With a killer whale, long house, canoe and the Stawamus Chief towering in the background, the new mural at Sea to Sky Learning Connections is unmistakably Squamish.
Students in the Learning Expeditions program collaborated at every step of the process to design the large mural that was recently painted in the lobby.
They started off by learning about monuments – which are statues, buildings or other structures built to commemorate a famous or notable person or event – and creating their own. Some students, for example, built a small replica of a canoe.
Then, the idea came about to combine all the monuments into a mural.
“The mural is a gift from them to the whole school. They also learned more about working together,” said Charlene Williams, cultural and language worker for the Squamish Nation education department, adding that each student had a different role, from fundraising for the mural to helping create the design. One of the lessons taught at Cultural Journeys, which runs from kindergarten to Grade 6, and Learning Expeditions, which is for students in Grades 7 to 12, is the importance of contributing to the community.
The students also created individual pieces of art to represent the mural, which they named “Our Surroundings,” that will be auctioned off to their parents to help fundraise. A movie night, bake sale and a GoFundMe page have also helped raise money.
The mural artist, Mehran Razmpoosh, or “Razz” as he is commonly known, also donated a few prints.
Williams contacted Razz to paint the mural because, although he is not of Squamish Nation ancestry, he has been part of their community for around 28 years and incorporates a lot of First Nation stories into his artwork.

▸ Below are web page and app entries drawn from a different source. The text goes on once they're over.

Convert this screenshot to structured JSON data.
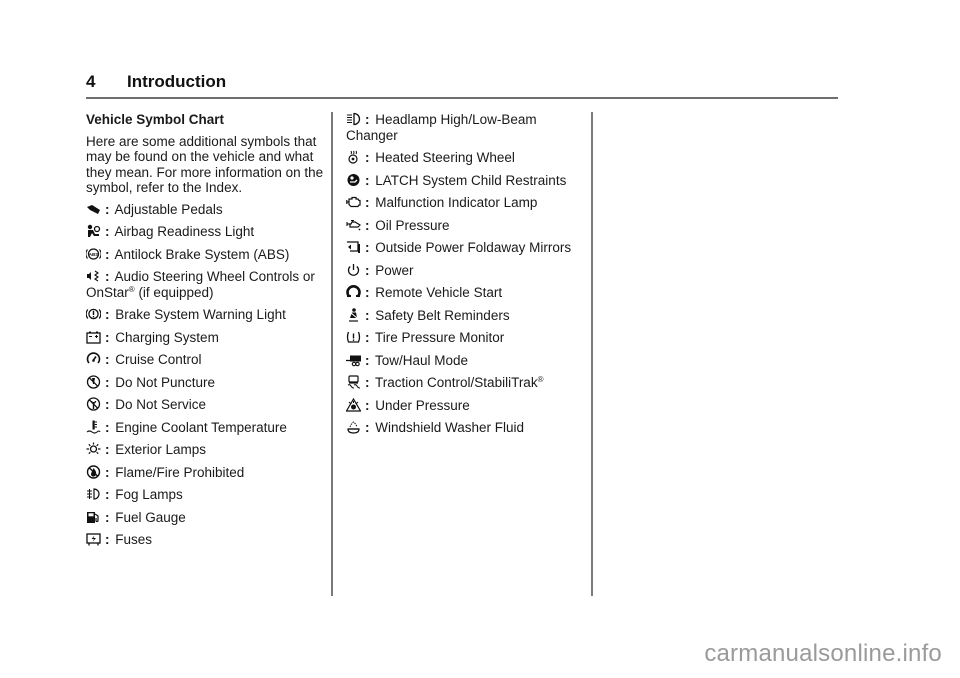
{
  "header": {
    "page_number": "4",
    "chapter_title": "Introduction"
  },
  "section": {
    "title": "Vehicle Symbol Chart",
    "intro": "Here are some additional symbols that may be found on the vehicle and what they mean. For more information on the symbol, refer to the Index."
  },
  "left_column": [
    {
      "icon": "adjustable-pedals-icon",
      "label": "Adjustable Pedals"
    },
    {
      "icon": "airbag-readiness-icon",
      "label": "Airbag Readiness Light"
    },
    {
      "icon": "abs-icon",
      "label": "Antilock Brake System (ABS)"
    },
    {
      "icon": "audio-steering-wheel-icon",
      "label": "Audio Steering Wheel Controls or OnStar",
      "sup": "®",
      "suffix": " (if equipped)"
    },
    {
      "icon": "brake-warning-icon",
      "label": "Brake System Warning Light"
    },
    {
      "icon": "battery-icon",
      "label": "Charging System"
    },
    {
      "icon": "cruise-control-icon",
      "label": "Cruise Control"
    },
    {
      "icon": "do-not-puncture-icon",
      "label": "Do Not Puncture"
    },
    {
      "icon": "do-not-service-icon",
      "label": "Do Not Service"
    },
    {
      "icon": "coolant-temperature-icon",
      "label": "Engine Coolant Temperature"
    },
    {
      "icon": "exterior-lamps-icon",
      "label": "Exterior Lamps"
    },
    {
      "icon": "flame-prohibited-icon",
      "label": "Flame/Fire Prohibited"
    },
    {
      "icon": "fog-lamps-icon",
      "label": "Fog Lamps"
    },
    {
      "icon": "fuel-gauge-icon",
      "label": "Fuel Gauge"
    },
    {
      "icon": "fuses-icon",
      "label": "Fuses"
    }
  ],
  "middle_column": [
    {
      "icon": "headlamp-beam-icon",
      "label": "Headlamp High/Low-Beam Changer"
    },
    {
      "icon": "heated-steering-wheel-icon",
      "label": "Heated Steering Wheel"
    },
    {
      "icon": "latch-child-restraint-icon",
      "label": "LATCH System Child Restraints"
    },
    {
      "icon": "check-engine-icon",
      "label": "Malfunction Indicator Lamp"
    },
    {
      "icon": "oil-pressure-icon",
      "label": "Oil Pressure"
    },
    {
      "icon": "folding-mirror-icon",
      "label": "Outside Power Foldaway Mirrors"
    },
    {
      "icon": "power-icon",
      "label": "Power"
    },
    {
      "icon": "remote-start-icon",
      "label": "Remote Vehicle Start"
    },
    {
      "icon": "seat-belt-icon",
      "label": "Safety Belt Reminders"
    },
    {
      "icon": "tire-pressure-icon",
      "label": "Tire Pressure Monitor"
    },
    {
      "icon": "tow-haul-icon",
      "label": "Tow/Haul Mode"
    },
    {
      "icon": "traction-control-icon",
      "label": "Traction Control/StabiliTrak",
      "sup": "®"
    },
    {
      "icon": "under-pressure-icon",
      "label": "Under Pressure"
    },
    {
      "icon": "washer-fluid-icon",
      "label": "Windshield Washer Fluid"
    }
  ],
  "separator": ":",
  "watermark": "carmanualsonline.info"
}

Razz acted as a mentor to the students and worked with them on the project.
“It’s important to connect our school to the wider community for inspiration and to help build relationships,” said Williams.
Razz has worked on other art projects with the Squamish Nation, and has painted local murals before, such as the one outside the Watershed Grill in Brackendale.
“I appreciate the opportunity that came from the Squamish Nation, and to paint their cultural scenes,” he said. “It’s great to get the little ones inspired. Art is a healing medicine for kids, and I’m glad to be showing it to them.”